7 less-lethal options Salt Lake police can take before resorting to shooting
Photo: Shutterstock

Telescoping steel batons

In the old days, officers carried around nightsticks or clubs. Today, most of them carry a telescoping steel baton instead. (Just as the name suggests, the baton retracts like a telescope.) SLCPD officers carry only department-approved batons that are authorized by the Training Lieutenant. Strict training requirements are also required for carrying batons.

40 mm foam rounds

40 mm foam rounds (also known as a "foam baton") is another non-lethal option SLCPD officers use. Instead of shooting bullets, foam batons launch sponge rounds, which are used to incapacitate aggressive or dangerous subjects.

Bean bag guns

The SLCPD recently acquired bean bag guns to give officers another non-lethal option that's more accurate than 40 mm foam rounds. These are fully functional shotguns loaded with "Super Sock" rounds, or small beanbags, instead of bullets.

In a article, Lt. Alma Sweeny, head of training for the Salt Lake City Police Department, said they'd most likely be used for a suicidal person who is armed with a weapon such as a knife and who is threatening to harm themself. The goal is to shoot the person with the beanbags until they drop the weapon and can be taken safely into custody.

Bean bag guns are also effective for crowd control or riots.

Self-defense training

Weapons aren't the only things officers need in order to prepare themselves for dangerous situations. Participating in self-defense training helps officers protect themselves as well as subjects. A Deseret News article reported in the summer of 2020, The Peace Officer Standards and Training Council (POST) passed a motion requiring Utah police officers to take several hours of additional training, including defensive tactics training.

In the article, Scott Stephenson, the director of POST in Utah, was quoted as saying he had "seen a lot of videos where officers just panic because they don't feel comfortable using their hands. And so they go right to the tool belt." He believes additional defense training would help improve muscle memory and increase officers' confidence in using their hands before their weapons.

7 less-lethal options Salt Lake police can take before resorting to shooting
Photo: Shutterstock

Training in verbally de-escalating situations

Another critical part of training is helping officers learn how to de-escalate situations. According to Horrocks, de-escalation training has been a part of the SLCPD training for years, but it's not something that's totally in the officer's control. While the goal is to bring subjects back to a level that doesn't require the use of force, "it's all predicated on what the subject's going to do."

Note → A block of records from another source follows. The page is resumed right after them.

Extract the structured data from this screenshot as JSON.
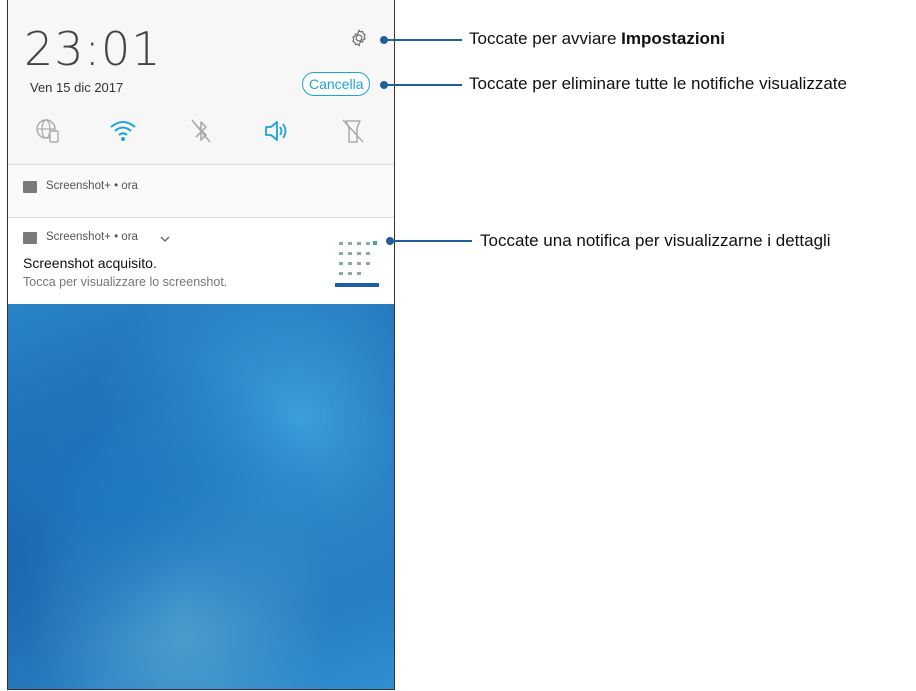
{
  "status": {
    "time": "23:01",
    "date": "Ven 15 dic 2017"
  },
  "quick_settings": {
    "clear_label": "Cancella",
    "tiles": [
      "globe-sim-icon",
      "wifi-icon",
      "bluetooth-off-icon",
      "volume-icon",
      "flashlight-off-icon"
    ]
  },
  "notifications": [
    {
      "app": "Screenshot+ • ora"
    },
    {
      "app": "Screenshot+ • ora",
      "title": "Screenshot acquisito.",
      "subtitle": "Tocca per visualizzare lo screenshot."
    }
  ],
  "callouts": {
    "settings_prefix": "Toccate per avviare ",
    "settings_bold": "Impostazioni",
    "clear": "Toccate per eliminare tutte le notifiche visualizzate",
    "notification": "Toccate una notifica per visualizzarne i dettagli"
  },
  "colors": {
    "accent": "#1da4d6",
    "callout": "#1f5f9e"
  }
}
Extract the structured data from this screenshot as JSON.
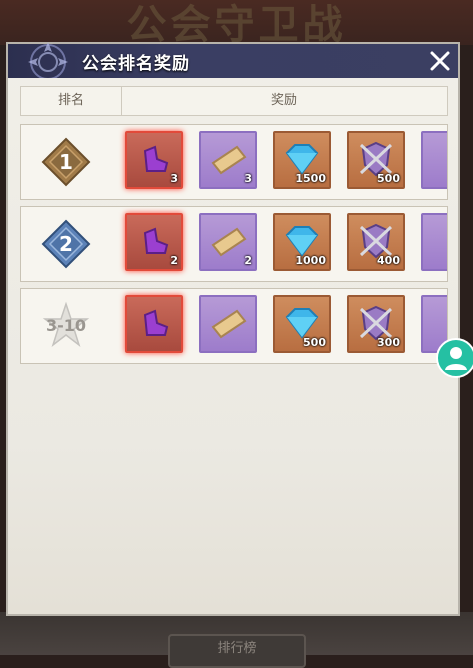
{
  "background": {
    "title": "公会守卫战",
    "button_label": "排行榜"
  },
  "panel": {
    "title": "公会排名奖励"
  },
  "table": {
    "col_rank": "排名",
    "col_reward": "奖励"
  },
  "rows": [
    {
      "rank": "1",
      "rewards": [
        {
          "icon": "shoe-icon",
          "quality": "red",
          "qty": "3"
        },
        {
          "icon": "scroll-icon",
          "quality": "purple",
          "qty": "3"
        },
        {
          "icon": "diamond-icon",
          "quality": "orange",
          "qty": "1500"
        },
        {
          "icon": "shield-swords-icon",
          "quality": "orange",
          "qty": "500"
        },
        {
          "icon": "partial-item",
          "quality": "purple",
          "qty": ""
        }
      ]
    },
    {
      "rank": "2",
      "rewards": [
        {
          "icon": "shoe-icon",
          "quality": "red",
          "qty": "2"
        },
        {
          "icon": "scroll-icon",
          "quality": "purple",
          "qty": "2"
        },
        {
          "icon": "diamond-icon",
          "quality": "orange",
          "qty": "1000"
        },
        {
          "icon": "shield-swords-icon",
          "quality": "orange",
          "qty": "400"
        },
        {
          "icon": "partial-item",
          "quality": "purple",
          "qty": ""
        }
      ]
    },
    {
      "rank": "3-10",
      "rewards": [
        {
          "icon": "shoe-icon",
          "quality": "red",
          "qty": ""
        },
        {
          "icon": "scroll-icon",
          "quality": "purple",
          "qty": ""
        },
        {
          "icon": "diamond-icon",
          "quality": "orange",
          "qty": "500"
        },
        {
          "icon": "shield-swords-icon",
          "quality": "orange",
          "qty": "300"
        },
        {
          "icon": "partial-item",
          "quality": "purple",
          "qty": ""
        }
      ]
    }
  ],
  "colors": {
    "header": "#2c2f4f",
    "gold": "#8a6a3f",
    "silver_blue": "#4f74a8",
    "grey": "#c4c2be",
    "fab": "#25c0a3"
  }
}
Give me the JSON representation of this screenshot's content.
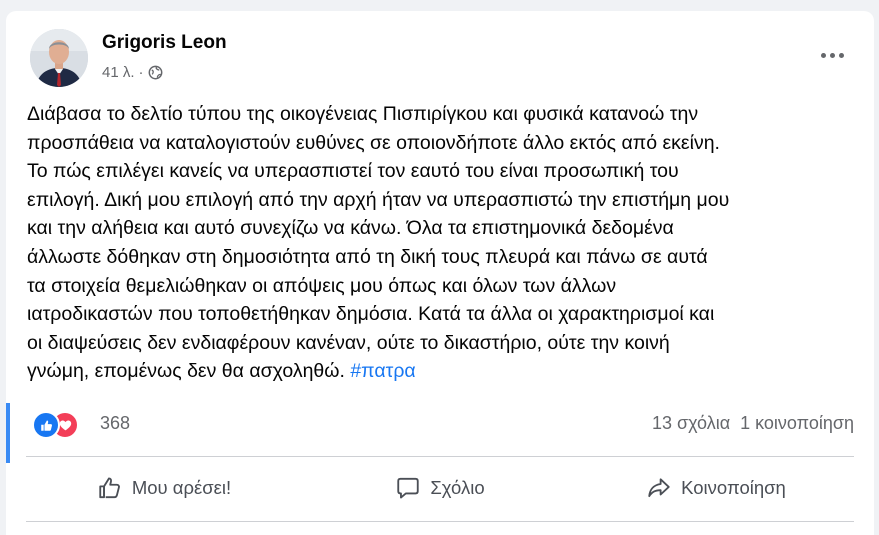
{
  "post": {
    "author": "Grigoris Leon",
    "time": "41 λ.",
    "separator": "·",
    "body_lines": [
      "Διάβασα το δελτίο τύπου της οικογένειας Πισπιρίγκου και φυσικά κατανοώ την",
      "προσπάθεια να καταλογιστούν ευθύνες σε οποιονδήποτε άλλο εκτός από εκείνη.",
      "Το πώς επιλέγει κανείς να υπερασπιστεί τον εαυτό του είναι προσωπική του",
      "επιλογή. Δική μου επιλογή από την αρχή ήταν να υπερασπιστώ την επιστήμη μου",
      "και την αλήθεια και αυτό συνεχίζω να κάνω. Όλα τα επιστημονικά δεδομένα",
      "άλλωστε δόθηκαν στη δημοσιότητα από τη δική τους πλευρά και πάνω σε αυτά",
      "τα στοιχεία θεμελιώθηκαν οι απόψεις μου όπως και όλων των άλλων",
      "ιατροδικαστών που τοποθετήθηκαν δημόσια. Κατά τα άλλα οι χαρακτηρισμοί και",
      "οι διαψεύσεις δεν ενδιαφέρουν κανέναν, ούτε το δικαστήριο, ούτε την κοινή"
    ],
    "last_line": "γνώμη, επομένως δεν θα ασχοληθώ.",
    "hashtag": "#πατρα"
  },
  "stats": {
    "reactions_count": "368",
    "comments": "13 σχόλια",
    "shares": "1 κοινοποίηση"
  },
  "actions": {
    "like": "Μου αρέσει!",
    "comment": "Σχόλιο",
    "share": "Κοινοποίηση"
  },
  "colors": {
    "accent": "#1877f2",
    "love": "#f33e58",
    "secondary_text": "#65676b"
  },
  "icons": {
    "privacy": "globe-icon",
    "menu": "more-options-icon",
    "like": "thumbs-up-icon",
    "comment": "comment-bubble-icon",
    "share": "share-arrow-icon"
  }
}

One significant step the department took this year was to partner with KultureCity for training on how to approach people with autism and sensory needs.

"We looked into their program and thought that that was a good training to implement, so we partnered with them and we put all our police officers, firefighters, and 911 dispatch centers through (that training)," Horrocks said.

In doing so, Salt Lake became the first city with emergency services to complete the KultureCity program.

Always looking for ways to improve

When it comes to the use of deadly force, police officers are taught to exhaust every possible option first.

"Our training is that we use the least amount of force necessary to resolve the situation," Horrocks said.

However, even with all of these tools at their disposal, situations can change rapidly, forcing officers to quickly change tactics. Something that begins as a verbal interaction can turn into a deadly force situation within seconds.

Though it's difficult to predict what might happen in every situation, Horrocks says the department is always training and seeking ways to improve what they do.

"Policing is something that is ever-evolving and changing, and the point of that is to hopefully better make a police department that helps make the community better."

For more information on what Utah police officers are doing to improve de-escalation efforts, you can visit your local police department's website.

Robert J DeBry & Associates


    Catch up on the top news and features from, sent weekly.
    By subscribing, you acknowledge and agree to's Terms of Use and Privacy Policy.

    KSL Weather Forecast